> [Task objective]: Whenever a line contains the string "screenshot", copy it out of the entries.

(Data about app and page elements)
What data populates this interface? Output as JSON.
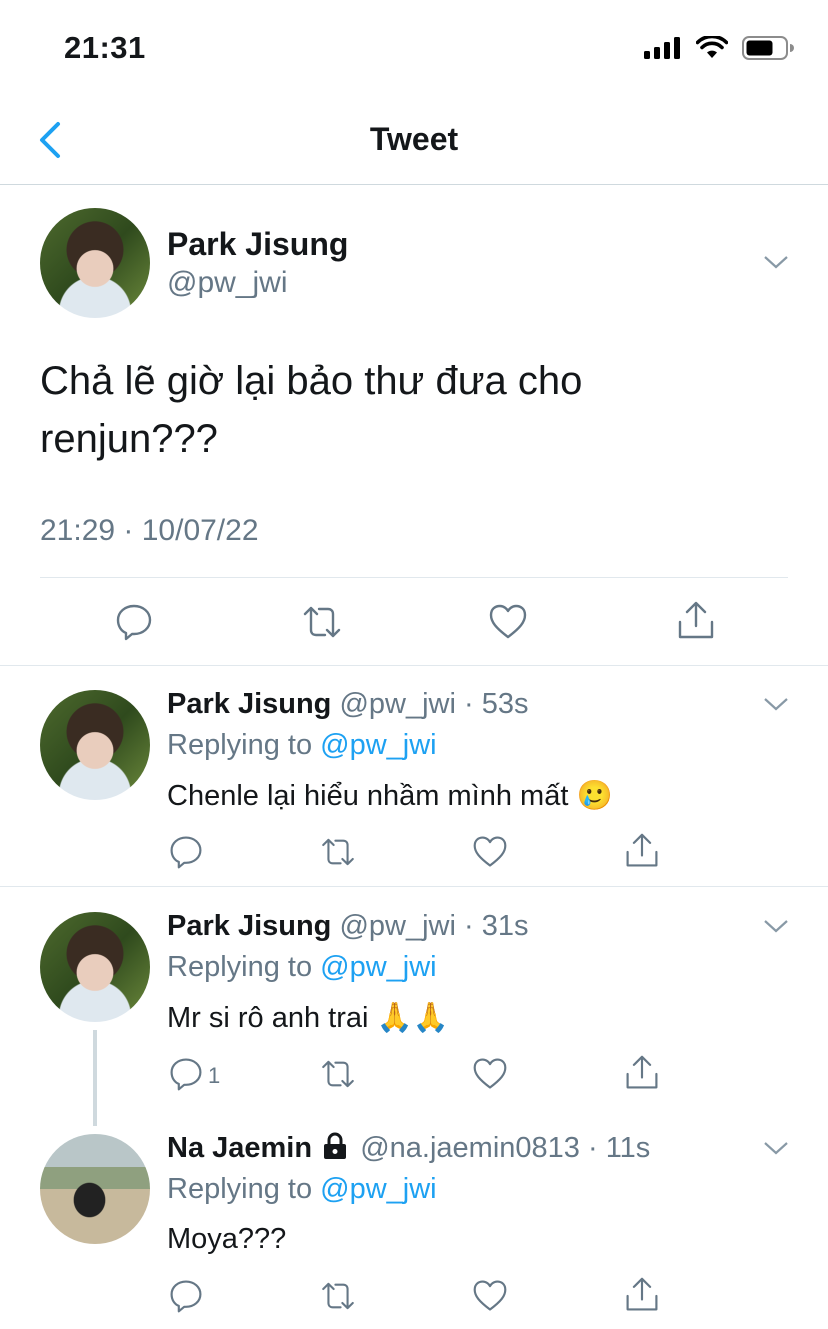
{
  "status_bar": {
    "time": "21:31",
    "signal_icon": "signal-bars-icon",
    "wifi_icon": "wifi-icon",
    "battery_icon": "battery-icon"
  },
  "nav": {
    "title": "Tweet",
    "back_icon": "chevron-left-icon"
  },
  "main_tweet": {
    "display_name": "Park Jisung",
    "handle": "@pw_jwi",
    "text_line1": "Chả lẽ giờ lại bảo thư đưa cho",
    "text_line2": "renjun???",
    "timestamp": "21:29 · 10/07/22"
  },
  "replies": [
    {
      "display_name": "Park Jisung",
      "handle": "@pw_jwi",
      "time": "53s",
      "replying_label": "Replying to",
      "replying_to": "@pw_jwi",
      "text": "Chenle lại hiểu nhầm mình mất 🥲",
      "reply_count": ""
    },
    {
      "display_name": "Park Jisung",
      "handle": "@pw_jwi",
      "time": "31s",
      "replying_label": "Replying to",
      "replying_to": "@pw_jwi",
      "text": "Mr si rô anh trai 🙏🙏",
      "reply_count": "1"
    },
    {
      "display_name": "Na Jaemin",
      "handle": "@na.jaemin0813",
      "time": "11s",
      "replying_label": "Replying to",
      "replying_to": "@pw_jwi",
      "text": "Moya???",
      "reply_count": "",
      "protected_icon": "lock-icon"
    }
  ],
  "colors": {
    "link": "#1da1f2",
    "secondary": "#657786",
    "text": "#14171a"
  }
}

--

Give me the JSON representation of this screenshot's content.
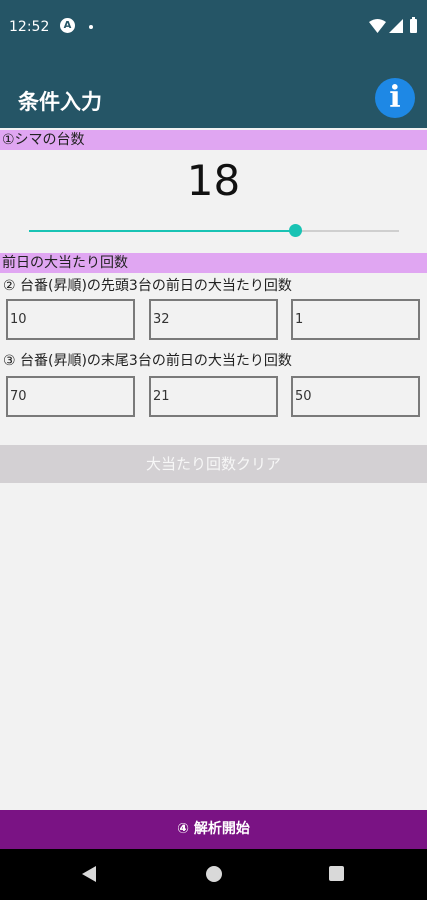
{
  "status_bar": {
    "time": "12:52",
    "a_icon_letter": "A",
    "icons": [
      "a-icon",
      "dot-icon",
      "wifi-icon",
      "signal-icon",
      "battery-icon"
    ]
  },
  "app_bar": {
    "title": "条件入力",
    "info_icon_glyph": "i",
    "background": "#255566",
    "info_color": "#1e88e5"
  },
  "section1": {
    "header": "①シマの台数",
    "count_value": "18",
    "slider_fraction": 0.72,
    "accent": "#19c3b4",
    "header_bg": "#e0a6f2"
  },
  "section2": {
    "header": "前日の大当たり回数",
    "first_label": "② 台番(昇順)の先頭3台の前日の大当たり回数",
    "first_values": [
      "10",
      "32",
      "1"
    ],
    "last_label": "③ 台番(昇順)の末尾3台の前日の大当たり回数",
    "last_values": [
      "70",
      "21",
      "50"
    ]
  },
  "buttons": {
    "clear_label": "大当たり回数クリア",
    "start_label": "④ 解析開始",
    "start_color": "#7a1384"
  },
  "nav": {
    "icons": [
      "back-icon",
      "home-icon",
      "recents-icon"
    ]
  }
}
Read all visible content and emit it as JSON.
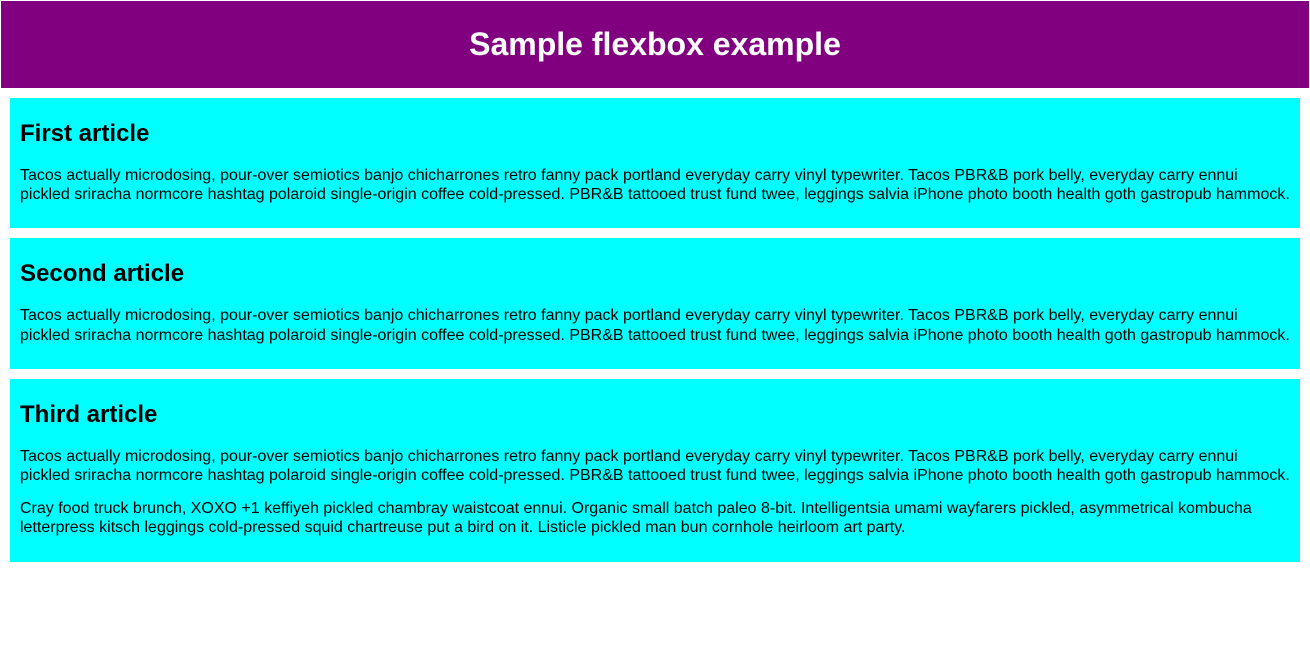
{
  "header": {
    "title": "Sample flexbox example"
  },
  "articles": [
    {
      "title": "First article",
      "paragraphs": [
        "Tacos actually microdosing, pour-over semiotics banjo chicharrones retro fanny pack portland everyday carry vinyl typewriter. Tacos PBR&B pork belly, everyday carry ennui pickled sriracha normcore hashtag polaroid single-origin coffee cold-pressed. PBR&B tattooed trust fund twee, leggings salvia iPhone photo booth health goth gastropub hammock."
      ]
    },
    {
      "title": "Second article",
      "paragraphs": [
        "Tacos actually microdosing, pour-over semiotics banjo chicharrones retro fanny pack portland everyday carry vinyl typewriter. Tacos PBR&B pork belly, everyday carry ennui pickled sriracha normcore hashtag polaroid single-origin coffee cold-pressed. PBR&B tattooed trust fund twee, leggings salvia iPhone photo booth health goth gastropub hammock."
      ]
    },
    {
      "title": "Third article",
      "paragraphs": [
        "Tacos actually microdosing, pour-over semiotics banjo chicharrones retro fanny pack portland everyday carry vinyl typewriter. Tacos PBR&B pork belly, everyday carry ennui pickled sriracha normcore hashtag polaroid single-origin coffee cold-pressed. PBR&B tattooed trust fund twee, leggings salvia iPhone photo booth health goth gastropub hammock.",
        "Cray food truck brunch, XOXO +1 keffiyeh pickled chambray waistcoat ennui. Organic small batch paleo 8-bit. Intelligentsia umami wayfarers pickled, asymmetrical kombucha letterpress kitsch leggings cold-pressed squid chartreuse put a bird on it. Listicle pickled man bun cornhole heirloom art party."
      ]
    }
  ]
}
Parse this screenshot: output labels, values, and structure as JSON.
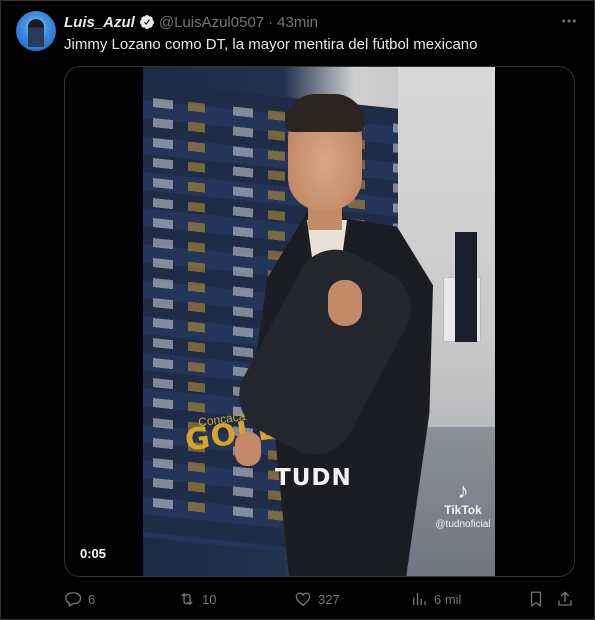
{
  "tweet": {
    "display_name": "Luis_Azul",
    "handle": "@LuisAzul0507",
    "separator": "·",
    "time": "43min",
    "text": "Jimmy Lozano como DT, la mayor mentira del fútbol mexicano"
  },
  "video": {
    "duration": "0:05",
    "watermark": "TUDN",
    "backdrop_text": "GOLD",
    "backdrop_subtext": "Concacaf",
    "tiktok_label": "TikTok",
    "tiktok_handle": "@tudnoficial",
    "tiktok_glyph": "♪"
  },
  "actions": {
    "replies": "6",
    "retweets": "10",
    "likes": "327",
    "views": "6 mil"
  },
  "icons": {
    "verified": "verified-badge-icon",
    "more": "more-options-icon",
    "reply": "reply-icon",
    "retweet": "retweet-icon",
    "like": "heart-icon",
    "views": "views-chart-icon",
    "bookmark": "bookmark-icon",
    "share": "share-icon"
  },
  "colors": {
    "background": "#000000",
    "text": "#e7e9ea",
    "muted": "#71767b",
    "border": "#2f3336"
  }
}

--

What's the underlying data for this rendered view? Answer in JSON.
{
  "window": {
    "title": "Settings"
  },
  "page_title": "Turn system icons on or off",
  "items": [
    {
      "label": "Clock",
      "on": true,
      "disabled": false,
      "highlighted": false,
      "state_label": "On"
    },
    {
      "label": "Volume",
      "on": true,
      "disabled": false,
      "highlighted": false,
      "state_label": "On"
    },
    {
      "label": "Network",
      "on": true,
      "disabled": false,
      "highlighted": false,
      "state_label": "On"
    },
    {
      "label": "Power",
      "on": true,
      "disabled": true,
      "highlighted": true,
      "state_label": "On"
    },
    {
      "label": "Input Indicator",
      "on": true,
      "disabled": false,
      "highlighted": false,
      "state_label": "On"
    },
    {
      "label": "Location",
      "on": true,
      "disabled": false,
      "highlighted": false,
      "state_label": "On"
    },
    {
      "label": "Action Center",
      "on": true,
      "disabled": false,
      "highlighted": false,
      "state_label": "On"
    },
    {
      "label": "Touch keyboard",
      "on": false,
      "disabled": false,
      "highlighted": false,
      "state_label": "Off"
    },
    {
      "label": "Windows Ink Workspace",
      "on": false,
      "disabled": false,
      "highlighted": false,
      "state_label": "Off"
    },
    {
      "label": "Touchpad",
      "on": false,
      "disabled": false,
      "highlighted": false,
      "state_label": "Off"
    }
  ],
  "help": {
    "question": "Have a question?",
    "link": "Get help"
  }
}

> [Response to this exercise]:
Give me the JSON representation of this screenshot's content.
Parse this screenshot: output labels, values, and structure as JSON.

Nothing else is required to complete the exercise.